One of the things I like best about this book is something I learned only by reading the author’s note at the back of the book. The amount of research Ruta Septys completed for her work is staggering. She went to Lithuania and talked to survivors about their experiences and drew from each of them. Events portrayed in the book happened. To real people. Less than 100 years ago. There are survivors of those atrocities still alive. Knowing that made this book all the more difficult to both put down and digest. Ruta was raw, brutal and gruesome in her imagery and narration of the things Lina and her family and friends endured.

As a lover of history and culture, I was riveted to this book. As a compassionate human being, I was horrified at what they suffered. We all learned about Hitler, the Nazis, and their concentration camps, the Jewish genocide, the ghettos and Anne Frank. There are hundreds of books written about them and I have read quite a few, but this is the first book I’ve read in regards to what Stalin did to the Lithuanians, Estonians, Latvians and more.

The ending of this book (and I will NOT spoil it) left me feeling incomplete. The way Septys closed the book left me wanting more, to know more and read more the way all good books do.

I strongly recommend this book to anyone and everyone. The writing is lyrical and beautiful even when depicting some of the most disgusting and brutal imagery. The story is enthralling. The ending made me so intensely sad I cried for hours after closing the book. If you are not moved by Lina’s story, I have one question: are you a robot?

If you like this book, you might like:

Salt to the Sea

Number the Stars

The Diary of Anne Frank


Schlindler’s List

PS. As my mother works for Barnes and Noble, I am strictly a BN girl. The links above will take you to BN, not Amazon, etc.

Welcome to my world

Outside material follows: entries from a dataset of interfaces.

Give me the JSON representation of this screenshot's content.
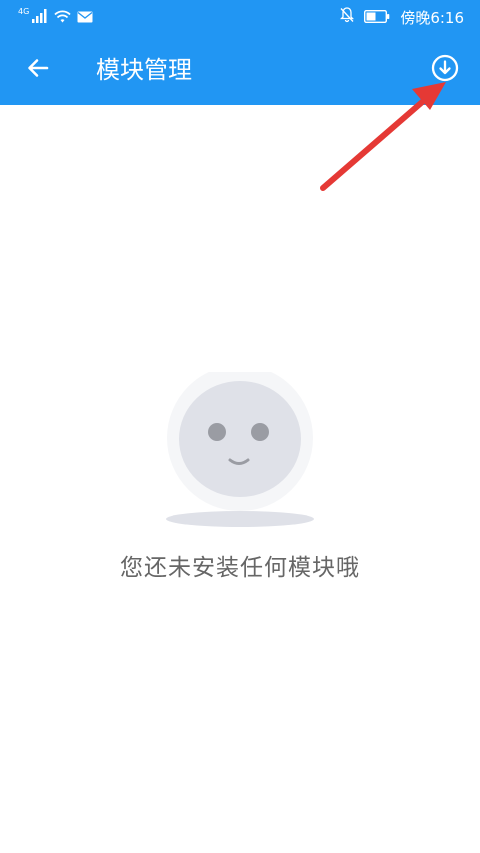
{
  "status_bar": {
    "network_label": "4G",
    "time": "傍晚6:16",
    "icons": [
      "signal-icon",
      "wifi-icon",
      "mail-icon",
      "notifications-off-icon",
      "battery-icon"
    ]
  },
  "app_bar": {
    "title": "模块管理",
    "back_icon": "arrow-left-icon",
    "action_icon": "download-icon"
  },
  "empty_state": {
    "message": "您还未安装任何模块哦",
    "illustration": "smiley-face"
  },
  "annotation": {
    "arrow_color": "#e53935"
  },
  "colors": {
    "accent": "#2196f3",
    "text_secondary": "#666666"
  }
}
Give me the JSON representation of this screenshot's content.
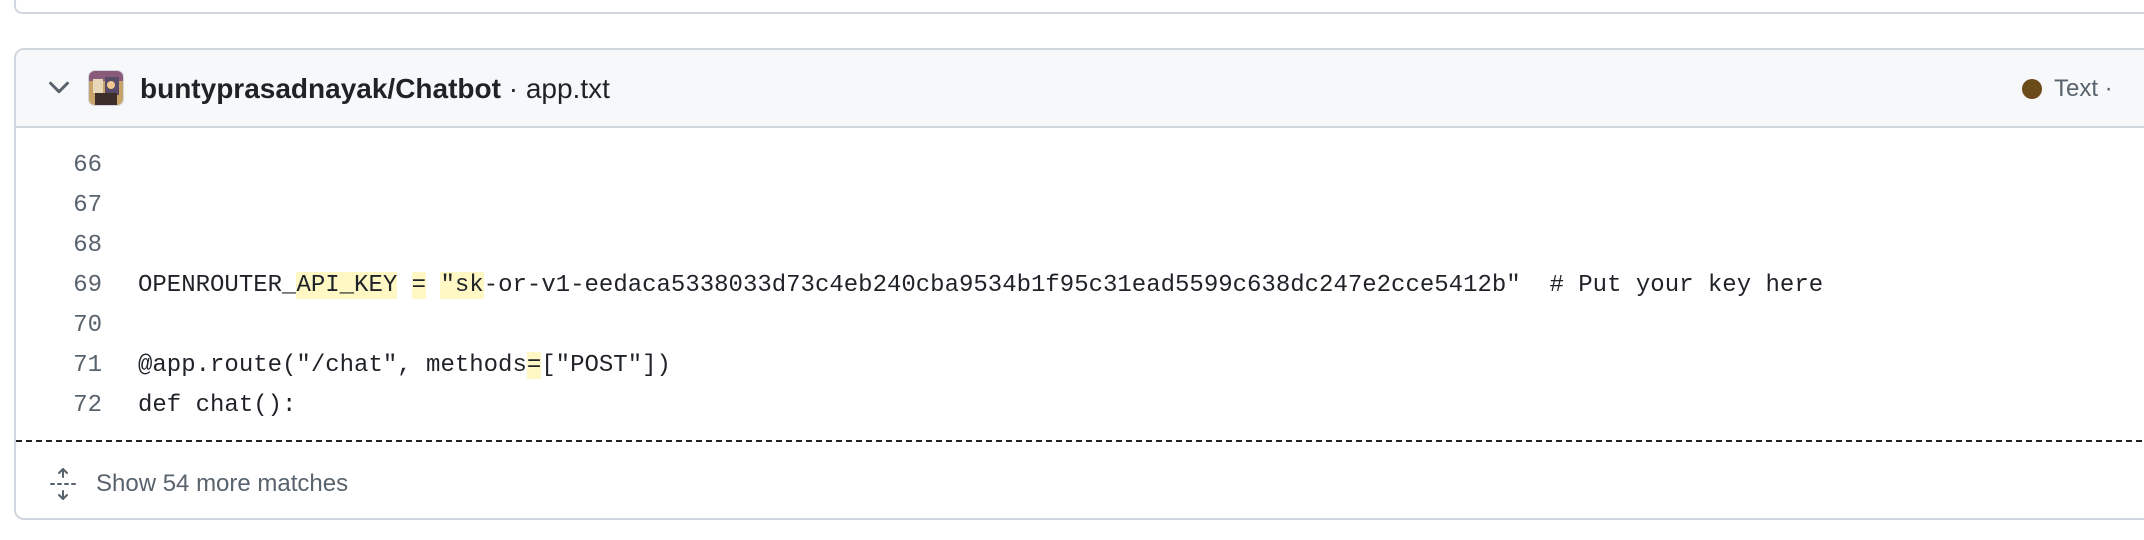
{
  "result": {
    "repo": "buntyprasadnayak/Chatbot",
    "separator": " · ",
    "file": "app.txt",
    "language": "Text",
    "language_trailing": " ·",
    "language_color": "#6b4b1a",
    "icons": {
      "toggle": "chevron-down-icon",
      "avatar": "owner-avatar",
      "expand": "unfold-icon"
    },
    "lines": [
      {
        "number": "66",
        "parts": []
      },
      {
        "number": "67",
        "parts": []
      },
      {
        "number": "68",
        "parts": []
      },
      {
        "number": "69",
        "parts": [
          {
            "text": "OPENROUTER_",
            "hl": false
          },
          {
            "text": "API_KEY",
            "hl": true
          },
          {
            "text": " ",
            "hl": false
          },
          {
            "text": "=",
            "hl": true
          },
          {
            "text": " ",
            "hl": false
          },
          {
            "text": "\"sk",
            "hl": true
          },
          {
            "text": "-or-v1-eedaca5338033d73c4eb240cba9534b1f95c31ead5599c638dc247e2cce5412b\"  # Put your key here",
            "hl": false
          }
        ]
      },
      {
        "number": "70",
        "parts": []
      },
      {
        "number": "71",
        "parts": [
          {
            "text": "@app.route(\"/chat\", methods",
            "hl": false
          },
          {
            "text": "=",
            "hl": true
          },
          {
            "text": "[\"POST\"])",
            "hl": false
          }
        ]
      },
      {
        "number": "72",
        "parts": [
          {
            "text": "def chat():",
            "hl": false
          }
        ]
      }
    ],
    "more_matches_label": "Show 54 more matches"
  }
}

Have you ever read a book, are dying to talk to someone about it and can’t find anyone who has even heard of it? Welcome to my world. I am a bookworm, bookaholic, bibliophile and I read like a girl. What does that even mean?

Reading like a girl is whatever we (as girls) make it.

It is reading YA in your (eeek!) extra-late twenties and falling for your book boyfriends and shipping so hard for a couple you can’t even deal.

It is reading books you know will make you cry harder than you have in years because you know your life will ultimately be better for having read the story.

It is reading your guilty pleasure, trashy romance novel with scenes so hot steam rises from the pages.

It is reading books about women and men who are making a difference in this world. Movers, shakers, decision makers and thought leaders who are  leaving their mark upon this world and making life better for all humankind.

It is waiting not so patiently for a book to be released, devouring it in one night and then having to wait with breathless anticipation for the next book.

It is standing in line for your favorite author to sign your favorite book of theirs and fangirling over meeting them. (I…umm… have no experience with that one, I swear.)

It is recommending a book to a friend and bonding over your love of the story. Or your hatred of a villian. Or your affection a character. Or your infatuation of a friendship.

It is finding the series that speaks to you or the character you find yourself in, and coming back to her/him over and over again.

It is stumbling upon the book which leaves a mark on your soul. The one that leaves you changed and your world turned inside out.

It is discovering those books that inspire you to do something. To make a difference. To speak up. To stand up. To defend. To define. To leave a better legacy.

Reading like a girl is all of that and so much more.  It is whatever you make it. What does it mean to you?